Women apparently from Saudi Arabia, Yemen and other countries have joined forces to protest against niqabs, hijabs and other face veils, many are forced to wear in the religiously conservative countries. Posts with the hashtag in Arabic that could be translated as “veil under my feet”, or #NoHijabDay and #FreeFromHijab are popping up on Twitter, as some sharing pictures of them literally stepping on headscarves or other kinds of covers.
Some seemingly got creative, posting videos from cars, waving the head scarf in the air.
There were those, inspired to tell their stories of going against conservative rules, school policy or abuse in the community and in the family.
#النقاب_تحت_رجلي When I decided to take off my niqab my mother’s reaction was to tell me that she would never forgive me. I stood by my decision & endured months of emotional-blackmail & verbal abuse on her part. It wasn’t a choice for me & it isn’t for many girls in my country.— :-) (@disgosted) 27 декабря 2018 г.
I decided to do it anyway. I got off the plane at our local Saudi airport niqab-less. It took a lot of courage. Afterwards my mom shunned me for days & scolded & mocked me in front of all of my siblings. My relationship with her has been rocky since. 9/10— :-) (@disgosted) 29 декабря 2018 г.
Okay first of all there’s women out there who want to wear hijab and we should respect that second of all I really don’t want to wear it but I’m forced to and I really think that girls should have the right to choose to wear it or not. #النقاب_تحت_رجلي— فَيّ (@pur_ple6) 28 декабря 2018 г.
Activists living in Western countries also joined the online resistance and encouraged its participants.
Women and girls are murdered in countries all over the world for not wearing hijab— Yasmine Mohammed (@ConfessionsExMu) 27 декабря 2018 г.
If it’s not the government forcing her, it’s the society, the community or the family
Even in my country of #Canada, a 16 yr old girl, Aqsa Parvez, was killed by her family for not wearing hijab https://t.co/LndbtQxsNf
The niqab is under your feet, you know you are worth more than anything your country is currently giving you. You are not an object, not a diamond, not a covered lollipop! You are a human being with intelligence and strength that must be showcased.#النقاب_تحت_رجلي— Daya (@wildiKON) 29 декабря 2018 г.
However, many slammed the movement, saying it interferes with personal choice, or perverts the meaning of freedom.
#niqab is our choice. You're talking about freedom so let's do whatever we want. We love💓 our countries🕋 and our families. We have a freedom to do what we do. You're not our guardians. Get your obsessive thoughts out of here.#النقاب_تحت_رجلي 👎— 🇪ntisar | انتصار العوفي (@mezlmas) 27 декабря 2018 г.

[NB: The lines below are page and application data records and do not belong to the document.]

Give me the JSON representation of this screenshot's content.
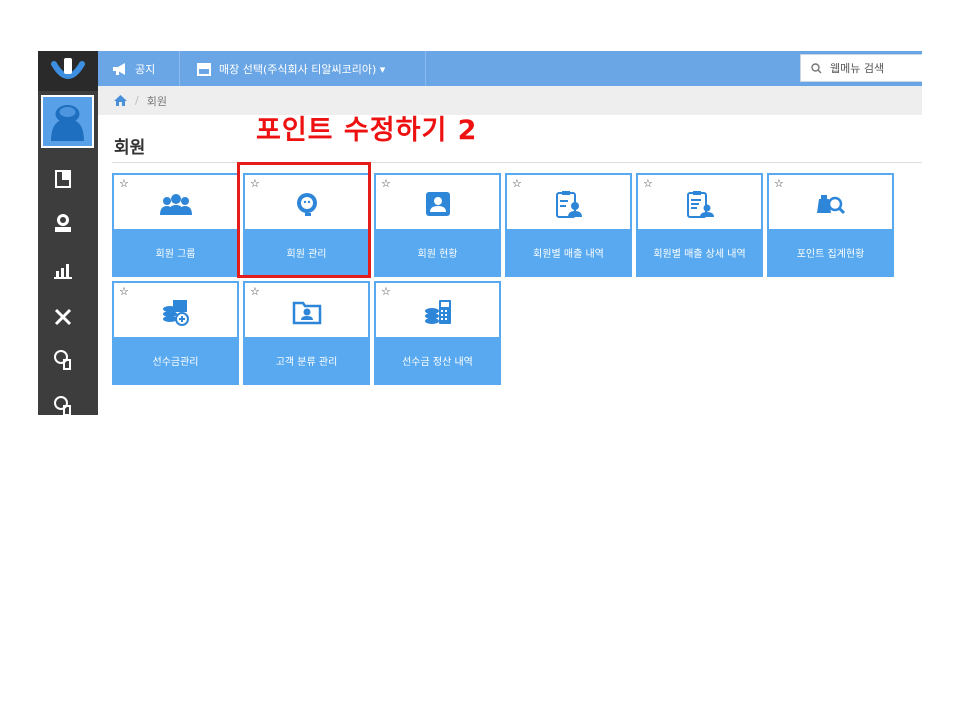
{
  "topbar": {
    "notice_label": "공지",
    "store_label": "매장 선택(주식회사 티알씨코리아) ▾",
    "search_placeholder": "웹메뉴 검색"
  },
  "breadcrumb": {
    "current": "회원"
  },
  "page": {
    "title": "회원"
  },
  "annotation": {
    "text": "포인트 수정하기 2",
    "color": "#ee1111"
  },
  "tiles": [
    {
      "label": "회원 그룹",
      "icon": "member-group-icon"
    },
    {
      "label": "회원 관리",
      "icon": "member-management-icon"
    },
    {
      "label": "회원 현황",
      "icon": "member-status-icon"
    },
    {
      "label": "회원별 매출 내역",
      "icon": "member-sales-history-icon"
    },
    {
      "label": "회원별 매출 상세 내역",
      "icon": "member-sales-detail-icon"
    },
    {
      "label": "포인트 집계현황",
      "icon": "point-summary-icon"
    },
    {
      "label": "선수금관리",
      "icon": "prepayment-management-icon"
    },
    {
      "label": "고객 분류 관리",
      "icon": "customer-category-icon"
    },
    {
      "label": "선수금 정산 내역",
      "icon": "prepayment-settlement-icon"
    }
  ],
  "tile_star": "☆",
  "colors": {
    "accent": "#58a9ef",
    "topbar": "#6aa6e6",
    "rail": "#3d3d3d"
  }
}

Some came up with fruit analogies.
The limitations on women’s rights have been relaxed in Muslim countries across the Middle East over recent years. Earlier this year Iranian women were permitted to attend a basketball game watching male players play in a historic breakthrough for the country. Iran also allowed women to cheer on their World Cup 2018 national team from the stands and to attend the Asia Champions League final in Tehran in November for the first time since the Iranian Revolution of 1978-1979, which saw the overthrow of the 2,500-year-old Persian monarchy, deposing Mohammad Reza Shah Pahlavi.
However, these were specific cases, the restrictions were soon restored, and it is still forbidden for women to attend football matches. Wearing headscarves, or hijab, in public is also mandatory for women there. So several dozen women who took theirs off in protest this year were accused of public order offences and referred to the state prosecutor's office. According to Al-Arabiya, women showing their hair in public can be jailed for up to two months or fined $25.
Iran’s regional rival, Saudi Arabia, formally allowed women to drive this summer in the course of a reform programme, introduced by Crown Prince Mohammed bin Salman. Separately, it has curbed previously overwhelming religious policing, as well as lifted a 35-year-long ban on national movie theatres. As to clothing rules, this March, the prince said in an interview with the US broadcaster CBS it was up to women to choose what they want to wear as long as it is decent.
"The laws are very clear and stipulated in the laws of Sharia (Islamic law): that women wear decent, respectful clothing, like men. This, however, does not particularly specify a black abaya [loose full-length robe] or a black head cover. The decision is entirely left for women to decide what type of decent and respectful attire she chooses to wear", he stated.